Although it is the capital of the largest democracy in the world, Delhi failed India in the Commonwealth Games this October—a quadrennial set of games that unite 71 teams from former states that were once under the British Empire. While the opening ceremonies received international acclaim, and the city’s new state-of-the-art airport was built with inspirational efficiency, the Games’ organizing committee did not uphold India’s international image as modern nation of innovation and excellence; instead it shamed the nation’s citizens with its blatant corruption and incompetence.

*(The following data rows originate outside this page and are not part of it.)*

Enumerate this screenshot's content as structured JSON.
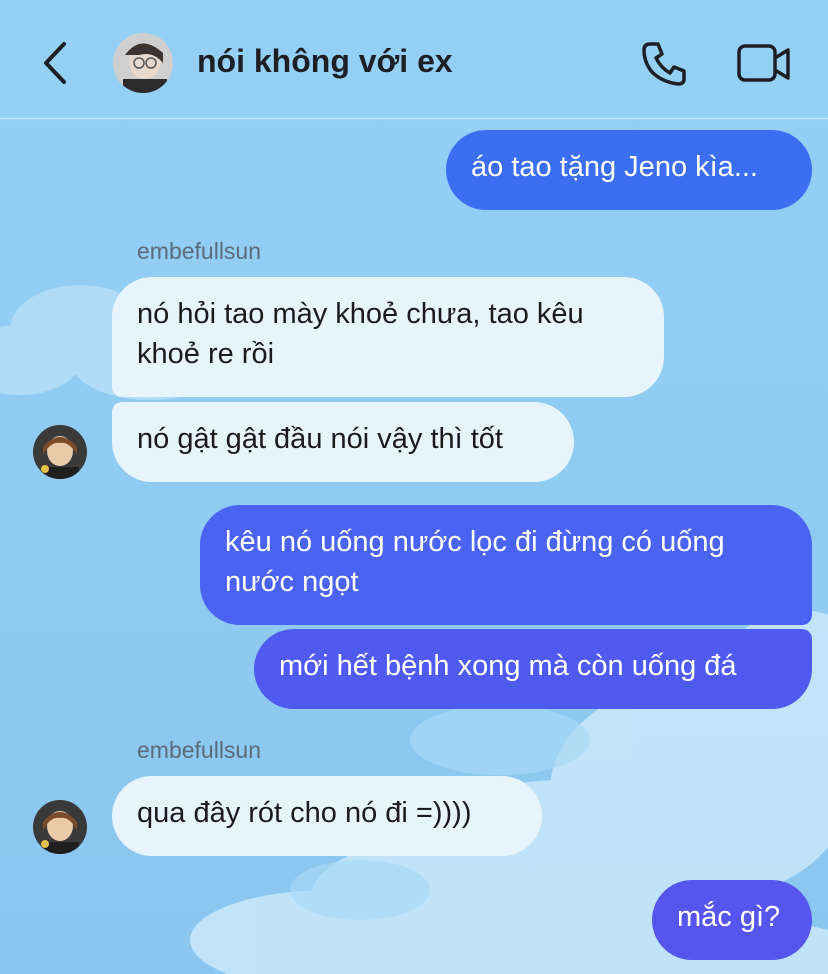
{
  "header": {
    "title": "nói không với ex",
    "back_icon": "chevron-left-icon",
    "call_icon": "phone-icon",
    "video_icon": "video-camera-icon"
  },
  "colors": {
    "background": "#92cdf3",
    "outgoing_blue": "#3b6ef0",
    "outgoing_violet": "#4f5af0",
    "incoming": "#e8f4fb",
    "title": "#1d1f24"
  },
  "messages": [
    {
      "from": "me",
      "text": "áo tao tặng Jeno kìa..."
    },
    {
      "sender_label": "embefullsun"
    },
    {
      "from": "embefullsun",
      "text": "nó hỏi tao mày khoẻ chưa, tao kêu khoẻ re rồi"
    },
    {
      "from": "embefullsun",
      "text": "nó gật gật đầu nói vậy thì tốt"
    },
    {
      "from": "me",
      "text": "kêu nó uống nước lọc đi đừng có uống nước ngọt"
    },
    {
      "from": "me",
      "text": "mới hết bệnh xong mà còn uống đá"
    },
    {
      "sender_label": "embefullsun"
    },
    {
      "from": "embefullsun",
      "text": "qua đây rót cho nó đi =))))"
    },
    {
      "from": "me",
      "text": "mắc gì?"
    }
  ]
}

Delhi, perhaps in its drive to accommodate the tourists following the Games, failed to ready itself for the competing athletes. Most visibly, the Commonwealth Village, which housed the nearly 6,100 athletes, boasted leaking bathrooms, scattered feces, and wild dogs. Ticket sales were reportedly lower than expected. These embarrassing stories legitimized the quiet and loud ridicule by other governments and their athletes concerning the lack of discernable official concentration toward the Games. Although the Western media might have been overly critical, the seeds of their criticism were still rooted in truth.
And how can India defend itself? The Indian Olympic Association’s initial estimation of hosting costs total less than six percent of the newly reported price tag. Although miscalculation is one possible cause for this massive overspending, widespread corruption seems to have been one of the reasons for this strong underestimation. As per reports of treadmills costing $20,000, air-conditioners at $8,900, and umbrellas at $130, corruption seems to have jacked up pricing. The Organizing Committee appears to have adopted the habits of poor bureaucracy from the national government—an issue that has long frustrated Indian citizens. Now those citizens have seen those federal ineptitudes on an international stage, as the national media exposed each of the disappointing and avoidable failures during the preparatory stages.
Admittedly, Delhi made tremendous infrastructural steps during its preparations toward becoming the kind of refined portal India needs to greet foreign dignitaries. As a result of the Commonwealth Games, the city now has perhaps one of the most sophisticated subway systems in the world. Cleaner buses now drive through the streets. And, of course, the new, $2.7 billion Terminal 3 in Delhi Indira Gandhi International Airport will boost passenger traffic to 60 million visitors a year—and was even constructed in 37 months compared to the 45 months it took China to build its new Beijing terminal. Nevertheless, these changes, while admirable, were due a while back, and they were only forced to occur due to the international scrutiny that came from hosting an international sporting event.
And Delhi’s preparations do provide a distressing comparison, cliché though the juxtaposition might be, to Beijing’s pre-Olympic renovations. Communist capital of the world’s largest state, Beijing secured international recognition for its near-flawless execution of the 2008 Olympics. While China benefits from an authoritarian government—one so strong that it decided to ban domestic text messages bearing the most recent Nobel laureate’s name—its level of commitment toward presenting an incredible image of its country showed a level of pride and unity that was lacking in Delhi this year.
As an Indian-American who has spent a great majority of his vacation time traveling in India, experiencing the grassroots culture in many (but far from all) regions, I know that India is a complex nation. Its diversity is at times nearly overwhelming and makes the country sometimes feel more like a continent. But the nation still stands together—the nation still is proud. But the mismanagement of an event of such international note obscures that pride. That disservice is inexcusable.
Gautam Kumar ’13, a Crimson news writer, lives in Cabot House.